Directions:
Locate every line below that contains the word "start" and copy it.

Data in this exercise:
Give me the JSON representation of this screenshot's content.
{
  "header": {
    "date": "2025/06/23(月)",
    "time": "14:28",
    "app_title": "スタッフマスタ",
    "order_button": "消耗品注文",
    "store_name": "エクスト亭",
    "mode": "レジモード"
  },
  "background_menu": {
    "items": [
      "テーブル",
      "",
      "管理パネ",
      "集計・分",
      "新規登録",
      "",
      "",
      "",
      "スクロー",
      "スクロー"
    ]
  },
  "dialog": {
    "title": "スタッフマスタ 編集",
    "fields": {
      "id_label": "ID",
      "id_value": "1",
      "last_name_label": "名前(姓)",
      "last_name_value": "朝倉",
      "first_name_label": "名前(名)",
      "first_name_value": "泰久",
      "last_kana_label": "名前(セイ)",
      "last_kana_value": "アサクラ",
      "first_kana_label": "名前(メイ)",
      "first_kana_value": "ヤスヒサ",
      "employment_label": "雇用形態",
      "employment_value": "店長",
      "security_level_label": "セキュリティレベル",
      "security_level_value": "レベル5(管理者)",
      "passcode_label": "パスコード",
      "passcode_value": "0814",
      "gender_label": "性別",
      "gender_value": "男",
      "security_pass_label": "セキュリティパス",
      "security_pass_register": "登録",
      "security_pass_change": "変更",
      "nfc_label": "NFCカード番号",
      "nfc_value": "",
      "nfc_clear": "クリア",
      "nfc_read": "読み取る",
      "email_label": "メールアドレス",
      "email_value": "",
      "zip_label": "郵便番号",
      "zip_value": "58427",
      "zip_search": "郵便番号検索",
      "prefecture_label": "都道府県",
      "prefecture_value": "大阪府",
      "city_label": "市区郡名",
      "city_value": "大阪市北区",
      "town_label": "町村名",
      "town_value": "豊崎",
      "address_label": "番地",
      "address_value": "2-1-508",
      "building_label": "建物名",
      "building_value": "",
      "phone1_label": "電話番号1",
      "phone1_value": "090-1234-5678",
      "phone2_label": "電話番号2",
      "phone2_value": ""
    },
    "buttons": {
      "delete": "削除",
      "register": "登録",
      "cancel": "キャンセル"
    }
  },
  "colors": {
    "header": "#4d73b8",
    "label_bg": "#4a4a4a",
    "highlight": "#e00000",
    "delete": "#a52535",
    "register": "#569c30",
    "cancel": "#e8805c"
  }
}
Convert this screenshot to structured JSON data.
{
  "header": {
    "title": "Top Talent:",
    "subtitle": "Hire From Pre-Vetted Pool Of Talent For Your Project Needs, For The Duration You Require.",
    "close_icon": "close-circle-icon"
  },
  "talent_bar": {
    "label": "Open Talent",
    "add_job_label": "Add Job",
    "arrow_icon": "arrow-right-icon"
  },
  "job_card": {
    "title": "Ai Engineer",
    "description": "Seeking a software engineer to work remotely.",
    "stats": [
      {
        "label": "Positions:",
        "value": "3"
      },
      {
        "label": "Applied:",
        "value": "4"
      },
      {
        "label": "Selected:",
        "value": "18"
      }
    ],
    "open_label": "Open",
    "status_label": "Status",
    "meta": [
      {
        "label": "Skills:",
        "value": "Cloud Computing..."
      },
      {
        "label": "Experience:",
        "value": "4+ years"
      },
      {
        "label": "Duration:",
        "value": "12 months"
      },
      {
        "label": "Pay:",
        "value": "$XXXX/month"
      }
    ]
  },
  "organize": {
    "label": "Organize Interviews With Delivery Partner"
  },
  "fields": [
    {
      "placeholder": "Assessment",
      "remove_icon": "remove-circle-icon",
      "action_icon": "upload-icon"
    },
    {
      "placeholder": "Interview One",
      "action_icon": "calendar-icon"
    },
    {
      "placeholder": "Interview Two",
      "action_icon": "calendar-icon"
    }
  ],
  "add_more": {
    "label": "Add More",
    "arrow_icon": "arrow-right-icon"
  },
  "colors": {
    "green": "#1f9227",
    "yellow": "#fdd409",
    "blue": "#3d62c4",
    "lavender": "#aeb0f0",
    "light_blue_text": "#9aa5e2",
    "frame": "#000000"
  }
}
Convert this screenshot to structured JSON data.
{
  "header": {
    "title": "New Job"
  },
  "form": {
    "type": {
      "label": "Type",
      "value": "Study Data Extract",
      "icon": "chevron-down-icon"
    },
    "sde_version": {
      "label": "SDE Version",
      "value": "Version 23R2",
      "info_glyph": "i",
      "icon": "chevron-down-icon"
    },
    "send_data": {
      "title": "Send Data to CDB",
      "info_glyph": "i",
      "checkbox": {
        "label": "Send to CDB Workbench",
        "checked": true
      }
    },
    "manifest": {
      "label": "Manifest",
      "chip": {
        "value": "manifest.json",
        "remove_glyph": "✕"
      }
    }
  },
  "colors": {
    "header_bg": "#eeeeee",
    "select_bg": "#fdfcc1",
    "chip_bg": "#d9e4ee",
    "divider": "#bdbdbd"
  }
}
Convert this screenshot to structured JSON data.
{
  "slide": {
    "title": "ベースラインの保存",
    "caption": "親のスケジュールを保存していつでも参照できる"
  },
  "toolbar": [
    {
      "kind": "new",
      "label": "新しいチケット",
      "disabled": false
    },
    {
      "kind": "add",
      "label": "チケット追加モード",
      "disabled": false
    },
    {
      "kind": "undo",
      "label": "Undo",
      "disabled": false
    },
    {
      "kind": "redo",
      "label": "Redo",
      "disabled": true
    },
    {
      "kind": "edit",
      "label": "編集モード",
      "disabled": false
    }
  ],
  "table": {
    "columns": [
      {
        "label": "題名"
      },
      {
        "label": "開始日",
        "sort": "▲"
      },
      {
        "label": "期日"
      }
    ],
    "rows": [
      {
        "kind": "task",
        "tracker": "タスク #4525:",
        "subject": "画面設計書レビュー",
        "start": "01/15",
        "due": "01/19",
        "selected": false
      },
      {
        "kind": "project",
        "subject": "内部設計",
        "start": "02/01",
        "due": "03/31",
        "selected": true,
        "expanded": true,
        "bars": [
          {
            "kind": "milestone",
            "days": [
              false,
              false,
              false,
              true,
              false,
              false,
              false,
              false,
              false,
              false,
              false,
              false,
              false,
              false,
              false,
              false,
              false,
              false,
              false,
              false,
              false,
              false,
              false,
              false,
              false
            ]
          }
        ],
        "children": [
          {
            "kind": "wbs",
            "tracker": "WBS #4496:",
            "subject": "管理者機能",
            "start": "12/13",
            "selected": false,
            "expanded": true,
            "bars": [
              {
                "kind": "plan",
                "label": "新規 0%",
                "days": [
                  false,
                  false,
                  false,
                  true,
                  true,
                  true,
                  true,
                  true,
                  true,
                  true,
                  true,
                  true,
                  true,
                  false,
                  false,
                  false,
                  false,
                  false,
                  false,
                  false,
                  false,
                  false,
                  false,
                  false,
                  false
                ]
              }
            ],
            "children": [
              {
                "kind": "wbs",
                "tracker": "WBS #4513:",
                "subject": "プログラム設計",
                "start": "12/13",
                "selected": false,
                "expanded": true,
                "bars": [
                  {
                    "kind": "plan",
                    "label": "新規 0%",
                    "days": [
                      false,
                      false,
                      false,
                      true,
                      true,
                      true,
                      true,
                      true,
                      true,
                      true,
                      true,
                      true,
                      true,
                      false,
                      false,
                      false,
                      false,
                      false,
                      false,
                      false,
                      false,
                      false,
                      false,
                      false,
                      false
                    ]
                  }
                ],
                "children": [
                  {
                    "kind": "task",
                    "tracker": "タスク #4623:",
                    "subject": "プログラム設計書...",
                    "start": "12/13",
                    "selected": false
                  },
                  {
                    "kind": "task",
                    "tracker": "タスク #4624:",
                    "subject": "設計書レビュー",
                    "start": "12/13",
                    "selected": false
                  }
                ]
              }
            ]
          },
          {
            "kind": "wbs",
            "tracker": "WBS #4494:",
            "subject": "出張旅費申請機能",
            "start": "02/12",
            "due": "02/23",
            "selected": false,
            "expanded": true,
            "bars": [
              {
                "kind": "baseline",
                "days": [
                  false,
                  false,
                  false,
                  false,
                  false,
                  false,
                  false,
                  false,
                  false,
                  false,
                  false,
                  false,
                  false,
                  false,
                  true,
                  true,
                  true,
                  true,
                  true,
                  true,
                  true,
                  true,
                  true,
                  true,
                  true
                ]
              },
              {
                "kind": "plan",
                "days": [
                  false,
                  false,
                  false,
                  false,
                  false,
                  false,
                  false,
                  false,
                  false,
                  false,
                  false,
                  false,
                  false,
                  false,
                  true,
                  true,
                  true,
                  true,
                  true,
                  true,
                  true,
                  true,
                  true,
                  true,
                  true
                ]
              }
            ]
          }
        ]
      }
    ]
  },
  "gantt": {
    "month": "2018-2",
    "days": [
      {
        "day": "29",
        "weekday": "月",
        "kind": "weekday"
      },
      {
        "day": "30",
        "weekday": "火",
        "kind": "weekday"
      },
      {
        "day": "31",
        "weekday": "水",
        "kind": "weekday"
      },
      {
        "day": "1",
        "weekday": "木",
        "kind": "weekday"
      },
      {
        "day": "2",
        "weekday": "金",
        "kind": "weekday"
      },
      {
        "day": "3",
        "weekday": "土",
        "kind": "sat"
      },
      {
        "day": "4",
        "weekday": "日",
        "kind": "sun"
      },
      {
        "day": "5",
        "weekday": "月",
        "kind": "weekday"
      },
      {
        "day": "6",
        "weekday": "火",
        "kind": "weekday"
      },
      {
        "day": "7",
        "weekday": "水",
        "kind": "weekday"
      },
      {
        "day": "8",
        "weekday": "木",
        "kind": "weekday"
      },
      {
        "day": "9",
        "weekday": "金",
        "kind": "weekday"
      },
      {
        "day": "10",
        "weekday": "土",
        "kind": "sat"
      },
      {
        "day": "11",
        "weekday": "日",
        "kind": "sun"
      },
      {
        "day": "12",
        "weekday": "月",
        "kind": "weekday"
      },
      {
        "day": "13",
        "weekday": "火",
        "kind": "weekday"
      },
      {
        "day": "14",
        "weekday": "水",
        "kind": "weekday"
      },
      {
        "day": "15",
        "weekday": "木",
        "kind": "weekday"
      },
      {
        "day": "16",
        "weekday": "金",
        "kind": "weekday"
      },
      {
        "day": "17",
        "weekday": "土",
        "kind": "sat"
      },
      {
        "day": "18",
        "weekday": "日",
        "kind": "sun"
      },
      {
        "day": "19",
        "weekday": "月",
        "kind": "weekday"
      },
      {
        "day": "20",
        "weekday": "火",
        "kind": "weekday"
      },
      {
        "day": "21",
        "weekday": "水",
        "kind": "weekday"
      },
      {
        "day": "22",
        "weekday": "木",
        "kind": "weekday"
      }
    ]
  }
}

Written response:
        "start": "01/15",
        "start": "02/01",
            "start": "12/13",
                "start": "12/13",
                    "start": "12/13",
                    "start": "12/13",
            "start": "02/12",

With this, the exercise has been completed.